There are countless other causes which supporters of IMD will be or could be highlighting throughout the day. International Men’s Day is open to everyone. People, organisations and institutions can use it howsoever they wish. MRA organisations like Justice For Men and Boys are involved (this year organising an anti-circumcision protest at Parliament) and so too are feminist organisations like White Ribbon, using it to highlight issues of male violence, whether against women and children or other men. Councils and workplaces mark the event with health check promotions or publicity stalls. Corporations are involved, sometimes shamelessly and self-interestedly hijacking the wave for marketing purposes, sometimes – as with Lynx deodorant’s sponsorship of CALM’s day of action – in a generally constructive and appropriate way. Schools, such as Parrs Wood Academy, just down the road from me in Manchester, are hosting debates or events. Many others – the vast majority of course – will do absolutely nothing to mark IMD, and that too is entirely their privilege. Attendance and participation are not mandatory.
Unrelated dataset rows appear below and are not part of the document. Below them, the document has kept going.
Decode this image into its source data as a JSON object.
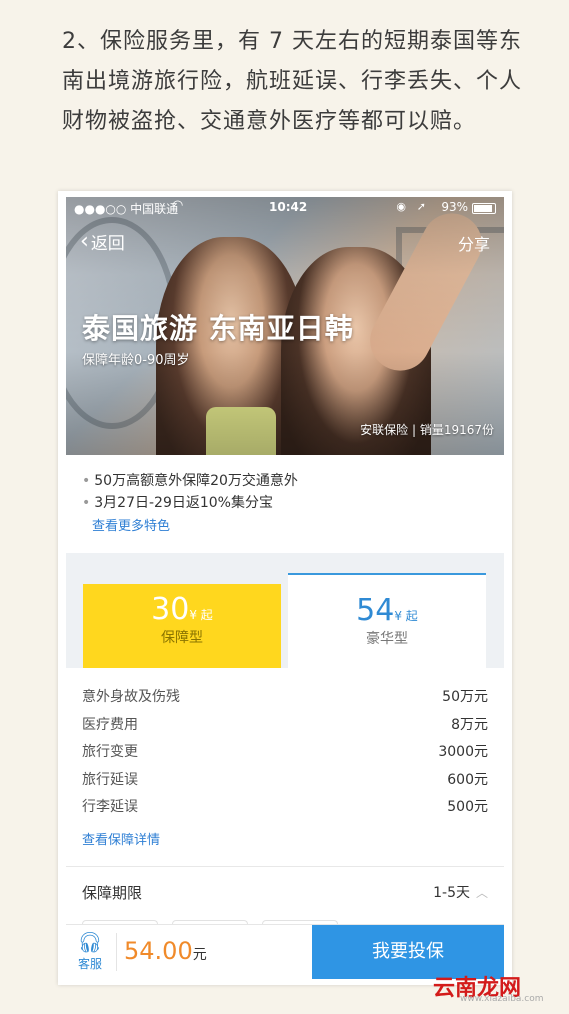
{
  "article": {
    "text": "2、保险服务里，有 7 天左右的短期泰国等东南出境游旅行险，航班延误、行李丢失、个人财物被盗抢、交通意外医疗等都可以赔。"
  },
  "status_bar": {
    "carrier": "●●●○○ 中国联通",
    "time": "10:42",
    "battery": "93%"
  },
  "nav": {
    "back_label": "返回",
    "share_label": "分享"
  },
  "hero": {
    "title": "泰国旅游 东南亚日韩",
    "subtitle": "保障年龄0-90周岁",
    "meta": "安联保险 | 销量19167份"
  },
  "features": {
    "items": [
      "50万高额意外保障20万交通意外",
      "3月27日-29日返10%集分宝"
    ],
    "more_link": "查看更多特色"
  },
  "plans": [
    {
      "price": "30",
      "unit": "¥ 起",
      "name": "保障型"
    },
    {
      "price": "54",
      "unit": "¥ 起",
      "name": "豪华型"
    }
  ],
  "coverage": {
    "rows": [
      {
        "label": "意外身故及伤残",
        "value": "50万元"
      },
      {
        "label": "医疗费用",
        "value": "8万元"
      },
      {
        "label": "旅行变更",
        "value": "3000元"
      },
      {
        "label": "旅行延误",
        "value": "600元"
      },
      {
        "label": "行李延误",
        "value": "500元"
      }
    ],
    "detail_link": "查看保障详情"
  },
  "period": {
    "label": "保障期限",
    "value": "1-5天"
  },
  "bottom": {
    "cs_label": "客服",
    "price": "54.00",
    "price_unit": "元",
    "buy_label": "我要投保"
  },
  "watermark": {
    "logo": "云南龙网",
    "url": "www.xiazaiba.com"
  },
  "colors": {
    "accent_blue": "#2f95e4",
    "plan_yellow": "#ffd71e",
    "price_orange": "#f08a2a"
  }
}
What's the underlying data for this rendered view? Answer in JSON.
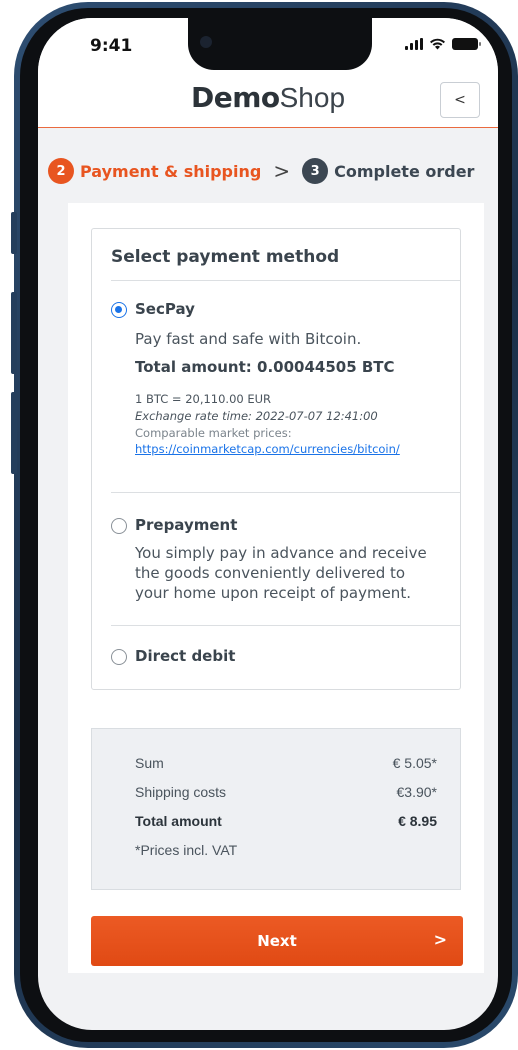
{
  "status_bar": {
    "time": "9:41"
  },
  "header": {
    "logo_bold": "Demo",
    "logo_light": "Shop",
    "back_label": "<"
  },
  "steps": [
    {
      "number": "2",
      "label": "Payment & shipping",
      "active": true
    },
    {
      "number": "3",
      "label": "Complete order",
      "active": false
    }
  ],
  "step_separator": ">",
  "payment": {
    "title": "Select payment method",
    "options": [
      {
        "label": "SecPay",
        "selected": true,
        "description": "Pay fast and safe with Bitcoin.",
        "total": "Total amount: 0.00044505 BTC",
        "rate": "1 BTC = 20,110.00 EUR",
        "rate_time": "Exchange rate time: 2022-07-07 12:41:00",
        "market_label": "Comparable market prices:",
        "market_link": "https://coinmarketcap.com/currencies/bitcoin/"
      },
      {
        "label": "Prepayment",
        "selected": false,
        "description_lines": [
          "You simply pay in advance and receive",
          "the goods conveniently delivered to",
          "your home upon receipt of payment."
        ]
      },
      {
        "label": "Direct debit",
        "selected": false
      }
    ]
  },
  "summary": {
    "rows": [
      {
        "label": "Sum",
        "value": "€ 5.05*"
      },
      {
        "label": "Shipping costs",
        "value": "€3.90*"
      },
      {
        "label": "Total amount",
        "value": "€ 8.95"
      }
    ],
    "note": "*Prices incl. VAT"
  },
  "next_button": {
    "label": "Next",
    "chevron": ">"
  },
  "colors": {
    "accent": "#e85520",
    "radio_selected": "#1a73e8",
    "step_inactive": "#3c4752",
    "link": "#1a73e8"
  }
}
There is however one thing which I vow not to do on International Men’s Day. I will not allow myself to be sucked into arguments about its validity or need. It feels like I and other advocates for men’s issues have spent too much of the last 10 years on the defensive, justifying the existence of IMD rather demonstrating its value. Starting tomorrow morning, I will not be rising and responding to taunts, jeers or jokes. I will inevitably see the tweets and status updates mocking IMD and I shall quietly pity their ill-informed ignorance or the pride they take in a shortfall in empathy and compassion, I might even treat myself to a slow shake of the head, but I will not argue. Anyone who comes at me directly in search of an argument will leave disappointed. When producers of radio shows or commissioning editors of websites ask me if I can contribute to a debate about whether we need International Men’s Day, I shall reply no, I cannot, although I will happily tell your audience why we need accountability attached to suicide prevention policies or why we need long-term trauma counselling to be provided for male rape victims.
I believe International Men’s Day is a rare opportunity to not only highlight some of the gender-specific issues faced by men and boys in our society, but to join the dots between them, teasing out the common threads between, for example, economic and educational marginalisation of boys and criminality of male youth, men’s under-engagement with health services, over-dependence on alcohol and drugs and the ongoing crisis of suicide rates or enduring violence and so on and so on. There is a lot there to be said. There is a lot to be discussed.
Today, like every day, men and boys are needlessly suffering, needlessly failing, needlessly hurting, needlessly dying. There is one day per year made available for that conversation, spending it in spiteful, self-indulgent, performative and self-referential arguments is a luxury we simply do not have.